» Interface dataset entries:
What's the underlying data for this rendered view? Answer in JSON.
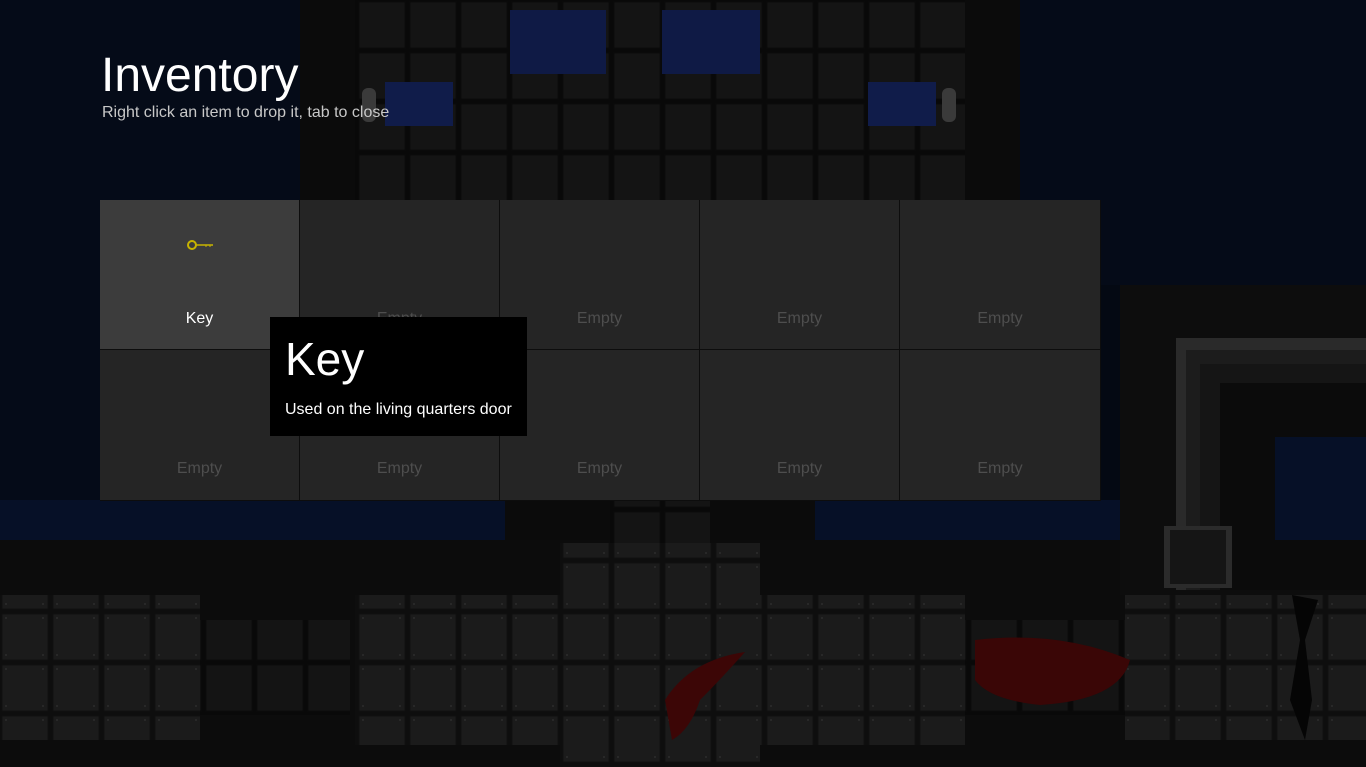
{
  "header": {
    "title": "Inventory",
    "subtitle": "Right click an item to drop it, tab to close"
  },
  "inventory": {
    "slots": [
      {
        "label": "Key",
        "icon": "key-icon",
        "filled": true
      },
      {
        "label": "Empty",
        "filled": false
      },
      {
        "label": "Empty",
        "filled": false
      },
      {
        "label": "Empty",
        "filled": false
      },
      {
        "label": "Empty",
        "filled": false
      },
      {
        "label": "Empty",
        "filled": false
      },
      {
        "label": "Empty",
        "filled": false
      },
      {
        "label": "Empty",
        "filled": false
      },
      {
        "label": "Empty",
        "filled": false
      },
      {
        "label": "Empty",
        "filled": false
      }
    ]
  },
  "tooltip": {
    "title": "Key",
    "description": "Used on the living quarters door"
  },
  "colors": {
    "key_icon": "#c8b400",
    "blood": "#5a0a0a",
    "water": "#0a1636"
  }
}
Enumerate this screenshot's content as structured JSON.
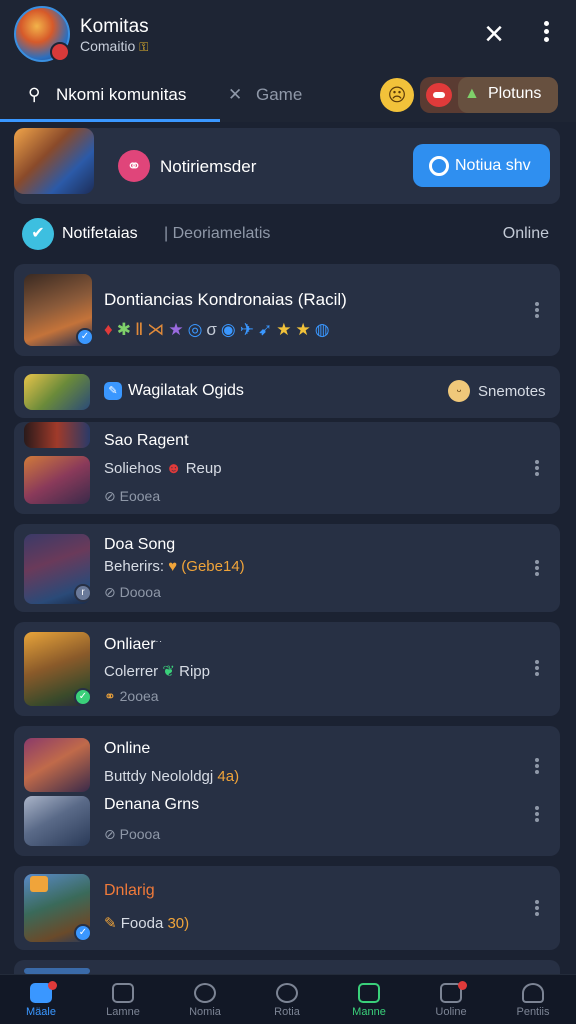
{
  "header": {
    "title": "Komitas",
    "subtitle": "Comaitio"
  },
  "tabs": [
    {
      "label": "Nkomi komunitas",
      "icon": "search-icon",
      "active": true
    },
    {
      "label": "Game",
      "icon": "game-icon",
      "active": false
    }
  ],
  "header_actions": {
    "pill_label": "Plotuns"
  },
  "notification_banner": {
    "text": "Notiriemsder",
    "button_label": "Notiua shv"
  },
  "section": {
    "title": "Notifetaias",
    "subtitle": "Deoriamelatis",
    "status": "Online"
  },
  "featured": {
    "title": "Dontiancias  Kondronaias (Racil)"
  },
  "group_header": {
    "title": "Wagilatak Ogids",
    "right_label": "Snemotes"
  },
  "items": [
    {
      "title": "Sao Ragent",
      "subtitle": "Soliehos",
      "subtitle_tail": "Reup",
      "meta": "Eooea"
    },
    {
      "title": "Doa Song",
      "subtitle": "Beherirs:",
      "subtitle_tail": "(Gebe14)",
      "meta": "Doooa"
    },
    {
      "title": "Onliaer",
      "subtitle": "Colerrer",
      "subtitle_tail": "Ripp",
      "meta": "2ooea"
    },
    {
      "title": "Online",
      "subtitle": "Buttdy Neololdgj",
      "subtitle_tail": "4a)",
      "title2": "Denana Grns",
      "meta": "Poooa"
    },
    {
      "title": "Dnlarig",
      "meta": "Fooda",
      "meta_tail": "30)"
    }
  ],
  "bottom_nav": [
    {
      "label": "Mäale",
      "icon": "home-icon",
      "active": true
    },
    {
      "label": "Lamne",
      "icon": "image-icon"
    },
    {
      "label": "Nomia",
      "icon": "dial-icon"
    },
    {
      "label": "Rotia",
      "icon": "timer-icon"
    },
    {
      "label": "Manne",
      "icon": "map-pin-icon",
      "green": true
    },
    {
      "label": "Uoline",
      "icon": "calendar-icon"
    },
    {
      "label": "Pentiis",
      "icon": "profile-icon"
    }
  ],
  "colors": {
    "accent": "#3a97ff",
    "background": "#1b2232",
    "card": "#273044",
    "highlight": "#f0a43a"
  }
}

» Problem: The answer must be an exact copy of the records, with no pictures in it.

» Reply:
What's the underlying data for this rendered view? Answer in JSON.
{
  "header": {
    "title": "Inventory",
    "subtitle": "Right click an item to drop it, tab to close"
  },
  "inventory": {
    "slots": [
      {
        "label": "Key",
        "icon": "key-icon",
        "filled": true
      },
      {
        "label": "Empty",
        "filled": false
      },
      {
        "label": "Empty",
        "filled": false
      },
      {
        "label": "Empty",
        "filled": false
      },
      {
        "label": "Empty",
        "filled": false
      },
      {
        "label": "Empty",
        "filled": false
      },
      {
        "label": "Empty",
        "filled": false
      },
      {
        "label": "Empty",
        "filled": false
      },
      {
        "label": "Empty",
        "filled": false
      },
      {
        "label": "Empty",
        "filled": false
      }
    ]
  },
  "tooltip": {
    "title": "Key",
    "description": "Used on the living quarters door"
  },
  "colors": {
    "key_icon": "#c8b400",
    "blood": "#5a0a0a",
    "water": "#0a1636"
  }
}
Enumerate this screenshot's content as structured JSON.
{
  "header": {
    "title": "Komitas",
    "subtitle": "Comaitio"
  },
  "tabs": [
    {
      "label": "Nkomi komunitas",
      "icon": "search-icon",
      "active": true
    },
    {
      "label": "Game",
      "icon": "game-icon",
      "active": false
    }
  ],
  "header_actions": {
    "pill_label": "Plotuns"
  },
  "notification_banner": {
    "text": "Notiriemsder",
    "button_label": "Notiua shv"
  },
  "section": {
    "title": "Notifetaias",
    "subtitle": "Deoriamelatis",
    "status": "Online"
  },
  "featured": {
    "title": "Dontiancias  Kondronaias (Racil)"
  },
  "group_header": {
    "title": "Wagilatak Ogids",
    "right_label": "Snemotes"
  },
  "items": [
    {
      "title": "Sao Ragent",
      "subtitle": "Soliehos",
      "subtitle_tail": "Reup",
      "meta": "Eooea"
    },
    {
      "title": "Doa Song",
      "subtitle": "Beherirs:",
      "subtitle_tail": "(Gebe14)",
      "meta": "Doooa"
    },
    {
      "title": "Onliaer",
      "subtitle": "Colerrer",
      "subtitle_tail": "Ripp",
      "meta": "2ooea"
    },
    {
      "title": "Online",
      "subtitle": "Buttdy Neololdgj",
      "subtitle_tail": "4a)",
      "title2": "Denana Grns",
      "meta": "Poooa"
    },
    {
      "title": "Dnlarig",
      "meta": "Fooda",
      "meta_tail": "30)"
    }
  ],
  "bottom_nav": [
    {
      "label": "Mäale",
      "icon": "home-icon",
      "active": true
    },
    {
      "label": "Lamne",
      "icon": "image-icon"
    },
    {
      "label": "Nomia",
      "icon": "dial-icon"
    },
    {
      "label": "Rotia",
      "icon": "timer-icon"
    },
    {
      "label": "Manne",
      "icon": "map-pin-icon",
      "green": true
    },
    {
      "label": "Uoline",
      "icon": "calendar-icon"
    },
    {
      "label": "Pentiis",
      "icon": "profile-icon"
    }
  ],
  "colors": {
    "accent": "#3a97ff",
    "background": "#1b2232",
    "card": "#273044",
    "highlight": "#f0a43a"
  }
}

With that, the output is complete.